Within today's elementary schools the idea of fun and engagement in physical activity in the school day has somehow become lost. At the same time, elementary schools have continued to reduce physical education instruction time and recess time to bolster classroom instruction time (Action for Healthy Kids, 2004). The adoption of a holistic approach to increasing students' physical activity time needs to be espoused by schools. Physical education teachers cannot take sole responsibility for the lack of physical activity time, however; they are an integral component, and in many cases the catalyst, for increasing students' physical activity. As a physical activity specialist, the physical educator can educate school personnel (i.e., principals, guidance counselors, and teachers) regarding the importance of physical activity and the ramifications for children in the midst of the obesity epidemic (Castelli & Beighle, 2007). They can also explain the elements needed to create a quality physical activity program.
Today's society can be characterized by what is known as an "obesogenic" environment (Egger & Swinburn, 1997). This characterization is an imbalance between "energy in" and "energy out," and it has been found to contribute to an increase in the childhood obesity rates. These rates have more than tripled for children between the ages of six and 11 in the past three decades (Cameron, Norgan, & Ellison, 2006). However, the school community could combat this disparity, via an increase with students' "energy out," by creating avenues for physical activity participation.

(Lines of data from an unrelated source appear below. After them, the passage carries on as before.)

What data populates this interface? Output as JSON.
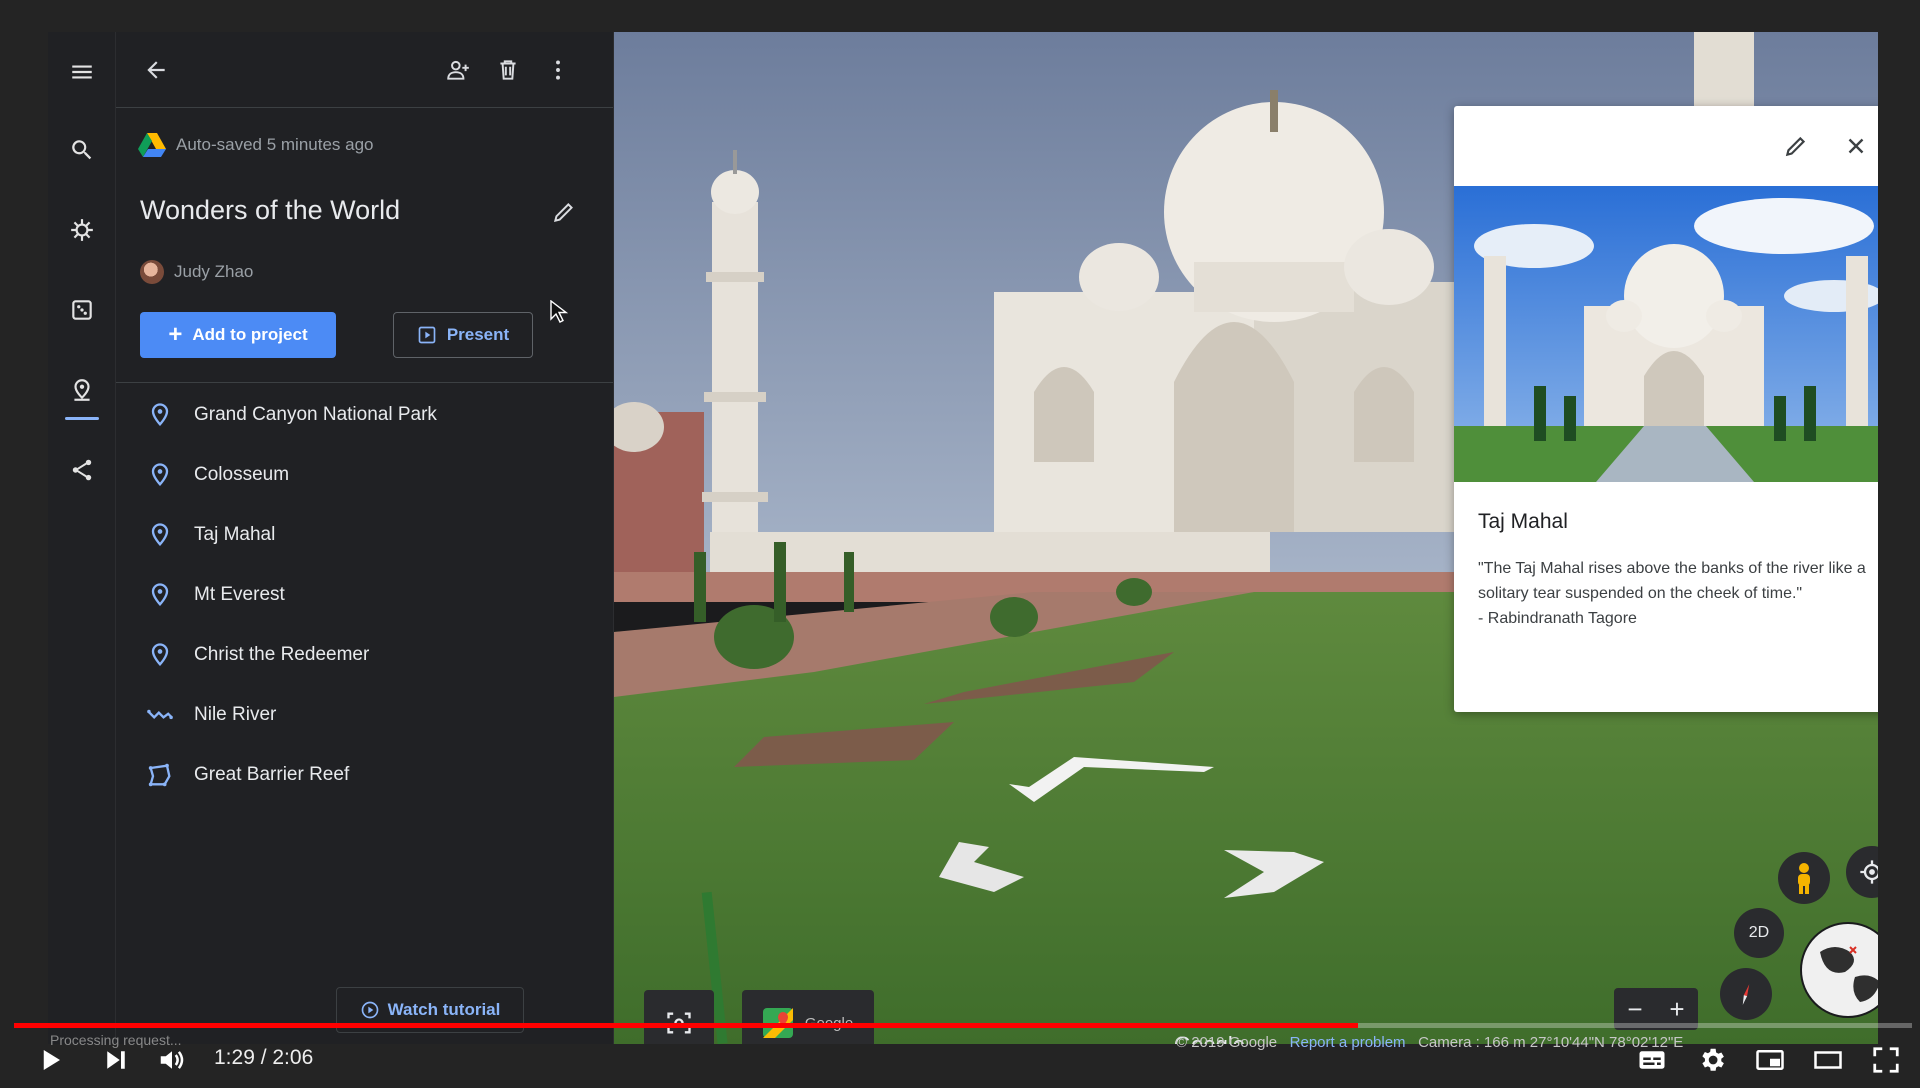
{
  "project": {
    "autosave": "Auto-saved 5 minutes ago",
    "title": "Wonders of the World",
    "owner": "Judy Zhao",
    "add_label": "Add to project",
    "present_label": "Present",
    "watch_tutorial": "Watch tutorial",
    "places": [
      {
        "name": "Grand Canyon National Park",
        "icon": "place-marker-icon"
      },
      {
        "name": "Colosseum",
        "icon": "place-marker-icon"
      },
      {
        "name": "Taj Mahal",
        "icon": "place-marker-icon"
      },
      {
        "name": "Mt Everest",
        "icon": "place-marker-icon"
      },
      {
        "name": "Christ the Redeemer",
        "icon": "place-marker-icon"
      },
      {
        "name": "Nile River",
        "icon": "line-path-icon"
      },
      {
        "name": "Great Barrier Reef",
        "icon": "polygon-icon"
      }
    ]
  },
  "card": {
    "title": "Taj Mahal",
    "quote": "\"The Taj Mahal rises above the banks of the river like a solitary tear suspended on the cheek of time.\"",
    "cite": "- Rabindranath Tagore"
  },
  "map": {
    "mode_2d": "2D",
    "google_chip": "Google",
    "watermark": "Google",
    "copyright": "© 2019 Google",
    "report": "Report a problem",
    "camera": "Camera :  166 m   27°10'44\"N 78°02'12\"E"
  },
  "player": {
    "status": "Processing request...",
    "time": "1:29 / 2:06",
    "progress": 0.708
  },
  "colors": {
    "accent": "#8ab4f8",
    "primary_button": "#4c8bf5",
    "progress_red": "#ff0000",
    "panel_bg": "#202124"
  }
}
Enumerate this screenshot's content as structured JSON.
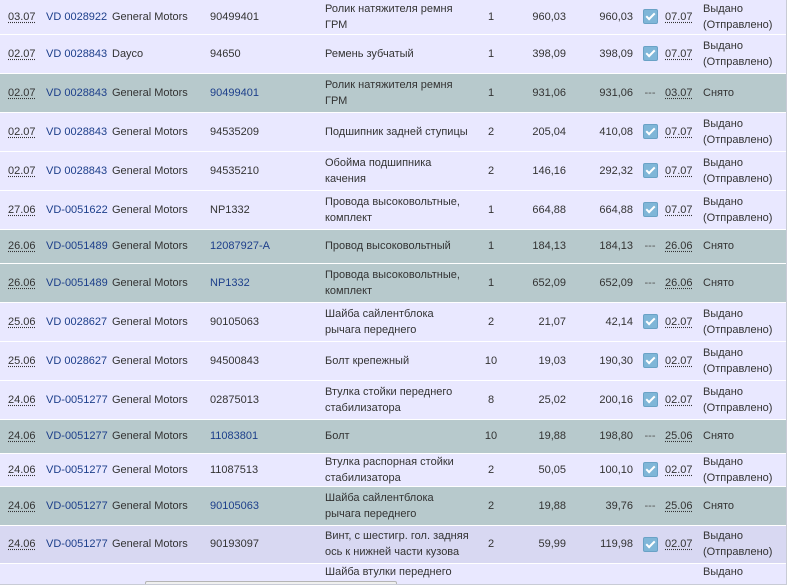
{
  "rows": [
    {
      "date": "03.07",
      "order": "VD 0028922",
      "brand": "General Motors",
      "part": "90499401",
      "part_link": false,
      "name": "Ролик натяжителя ремня ГРМ",
      "qty": "1",
      "price": "960,03",
      "sum": "960,03",
      "checked": true,
      "flag": "",
      "ship_date": "07.07",
      "status": "Выдано (Отправлено)",
      "style": "normal"
    },
    {
      "date": "02.07",
      "order": "VD 0028843",
      "brand": "Dayco",
      "part": "94650",
      "part_link": false,
      "name": "Ремень зубчатый",
      "qty": "1",
      "price": "398,09",
      "sum": "398,09",
      "checked": true,
      "flag": "",
      "ship_date": "07.07",
      "status": "Выдано (Отправлено)",
      "style": "normal"
    },
    {
      "date": "02.07",
      "order": "VD 0028843",
      "brand": "General Motors",
      "part": "90499401",
      "part_link": true,
      "name": "Ролик натяжителя ремня ГРМ",
      "qty": "1",
      "price": "931,06",
      "sum": "931,06",
      "checked": false,
      "flag": "---",
      "ship_date": "03.07",
      "status": "Снято",
      "style": "removed"
    },
    {
      "date": "02.07",
      "order": "VD 0028843",
      "brand": "General Motors",
      "part": "94535209",
      "part_link": false,
      "name": "Подшипник задней ступицы",
      "qty": "2",
      "price": "205,04",
      "sum": "410,08",
      "checked": true,
      "flag": "",
      "ship_date": "07.07",
      "status": "Выдано (Отправлено)",
      "style": "normal"
    },
    {
      "date": "02.07",
      "order": "VD 0028843",
      "brand": "General Motors",
      "part": "94535210",
      "part_link": false,
      "name": "Обойма подшипника качения",
      "qty": "2",
      "price": "146,16",
      "sum": "292,32",
      "checked": true,
      "flag": "",
      "ship_date": "07.07",
      "status": "Выдано (Отправлено)",
      "style": "normal"
    },
    {
      "date": "27.06",
      "order": "VD-0051622",
      "brand": "General Motors",
      "part": "NP1332",
      "part_link": false,
      "name": "Провода высоковольтные, комплект",
      "qty": "1",
      "price": "664,88",
      "sum": "664,88",
      "checked": true,
      "flag": "",
      "ship_date": "07.07",
      "status": "Выдано (Отправлено)",
      "style": "normal"
    },
    {
      "date": "26.06",
      "order": "VD-0051489",
      "brand": "General Motors",
      "part": "12087927-A",
      "part_link": true,
      "name": "Провод высоковольтный",
      "qty": "1",
      "price": "184,13",
      "sum": "184,13",
      "checked": false,
      "flag": "---",
      "ship_date": "26.06",
      "status": "Снято",
      "style": "removed"
    },
    {
      "date": "26.06",
      "order": "VD-0051489",
      "brand": "General Motors",
      "part": "NP1332",
      "part_link": true,
      "name": "Провода высоковольтные, комплект",
      "qty": "1",
      "price": "652,09",
      "sum": "652,09",
      "checked": false,
      "flag": "---",
      "ship_date": "26.06",
      "status": "Снято",
      "style": "removed"
    },
    {
      "date": "25.06",
      "order": "VD 0028627",
      "brand": "General Motors",
      "part": "90105063",
      "part_link": false,
      "name": "Шайба сайлентблока рычага переднего",
      "qty": "2",
      "price": "21,07",
      "sum": "42,14",
      "checked": true,
      "flag": "",
      "ship_date": "02.07",
      "status": "Выдано (Отправлено)",
      "style": "normal"
    },
    {
      "date": "25.06",
      "order": "VD 0028627",
      "brand": "General Motors",
      "part": "94500843",
      "part_link": false,
      "name": "Болт крепежный",
      "qty": "10",
      "price": "19,03",
      "sum": "190,30",
      "checked": true,
      "flag": "",
      "ship_date": "02.07",
      "status": "Выдано (Отправлено)",
      "style": "normal"
    },
    {
      "date": "24.06",
      "order": "VD-0051277",
      "brand": "General Motors",
      "part": "02875013",
      "part_link": false,
      "name": "Втулка стойки переднего стабилизатора",
      "qty": "8",
      "price": "25,02",
      "sum": "200,16",
      "checked": true,
      "flag": "",
      "ship_date": "02.07",
      "status": "Выдано (Отправлено)",
      "style": "normal"
    },
    {
      "date": "24.06",
      "order": "VD-0051277",
      "brand": "General Motors",
      "part": "11083801",
      "part_link": true,
      "name": "Болт",
      "qty": "10",
      "price": "19,88",
      "sum": "198,80",
      "checked": false,
      "flag": "---",
      "ship_date": "25.06",
      "status": "Снято",
      "style": "removed"
    },
    {
      "date": "24.06",
      "order": "VD-0051277",
      "brand": "General Motors",
      "part": "11087513",
      "part_link": false,
      "name": "Втулка распорная стойки стабилизатора",
      "qty": "2",
      "price": "50,05",
      "sum": "100,10",
      "checked": true,
      "flag": "",
      "ship_date": "02.07",
      "status": "Выдано (Отправлено)",
      "style": "normal"
    },
    {
      "date": "24.06",
      "order": "VD-0051277",
      "brand": "General Motors",
      "part": "90105063",
      "part_link": true,
      "name": "Шайба сайлентблока рычага переднего",
      "qty": "2",
      "price": "19,88",
      "sum": "39,76",
      "checked": false,
      "flag": "---",
      "ship_date": "25.06",
      "status": "Снято",
      "style": "removed"
    },
    {
      "date": "24.06",
      "order": "VD-0051277",
      "brand": "General Motors",
      "part": "90193097",
      "part_link": false,
      "name": "Винт, с шестигр. гол. задняя ось к нижней части кузова",
      "qty": "2",
      "price": "59,99",
      "sum": "119,98",
      "checked": true,
      "flag": "",
      "ship_date": "02.07",
      "status": "Выдано (Отправлено)",
      "style": "highlight"
    }
  ],
  "partial_row": {
    "name": "Шайба втулки переднего",
    "status": "Выдано"
  },
  "colors": {
    "normal_row": "#e9e8ff",
    "removed_row": "#b7c9cc",
    "link": "#1d3f8b",
    "check": "#7fb6d8"
  },
  "icons": {
    "checked": "checkbox-checked-icon"
  }
}
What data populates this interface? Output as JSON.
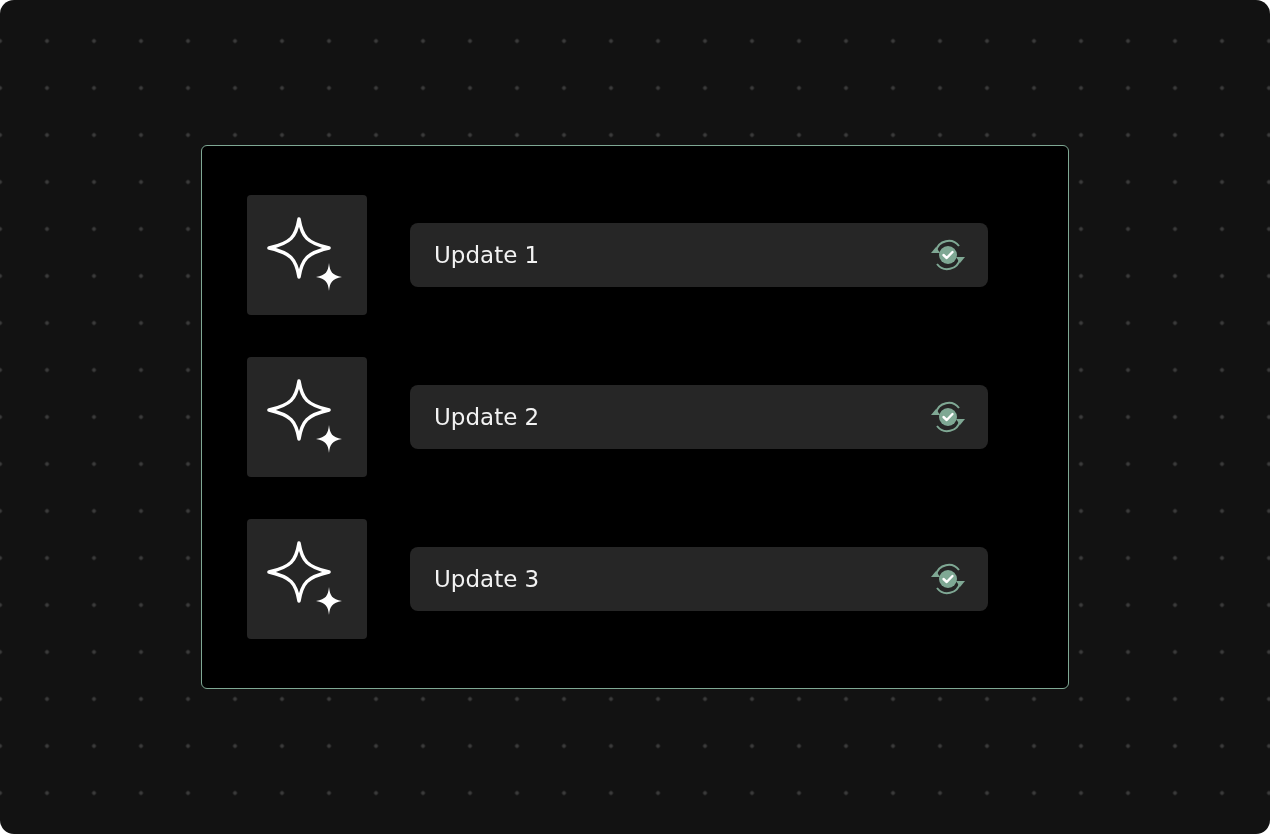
{
  "updates": [
    {
      "label": "Update 1"
    },
    {
      "label": "Update 2"
    },
    {
      "label": "Update 3"
    }
  ]
}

The National Association for Sport and Physical Education (NASPE, 2004a) recommends that elementary school children receive quality physical education instruction for a minimum of 150 minutes per week. However, most elementary school programs have classes for 30 minutes from one to three days per week. Buffalo Bend Elementary School (BBES), an eastern rural school, is no exception. The students there have physical education two days per week for 30 minutes and daily unstructured recess that varies in time and consistency. Due to the lack of time devoted to physical activity pursuits, a reallocation of time within the school day was needed. This article outlines the process for how to create a developmentally appropriate, physical activity program in an elementary school.
Creating a Physical Activity Program
Each morning Mrs. Donald's third-grade students at BBES can hardly wait to get to school. They arrive by bus or car and proceed to Room 112, where they get organized for the day. As the clock approaches eight, the students' excitement grows. For the students know, Fun Club is almost ready to begin.
Fun Club is a physical activity program for elementary school children in grades two to five at BBES. This program encompasses a wide range of fun and engaging physical activities that are facilitated by a classroom teacher. The foundation for the Fun Club program included elements from the 2004 NASPE guidelines (NASPE, 2004b) and the Getting Energized and Recharged (GEAR) activities (Maeda & Murata, 2004).
In 2004, NASPE recommended more stringent physical activity guidelines for children ages five through 12 (NASPE, 2004b). Based on these recommendations, activity sessions should last at least 15 minutes, include a variety of age-appropriate fitness activities, incorporate positive role models, and encourage students to set their own pace or intensity while participating in activities. In accordance with these guidelines, the Fun Club physical activities were designed to be aerobic, to last 15 to 20 minutes, to provide a variety of activities from jump rope to dance, to require a minimal level of skill proficiency, and to allow students to increase their heart rate and maintain their intensity with minimal starting or stopping. The Fun Club program …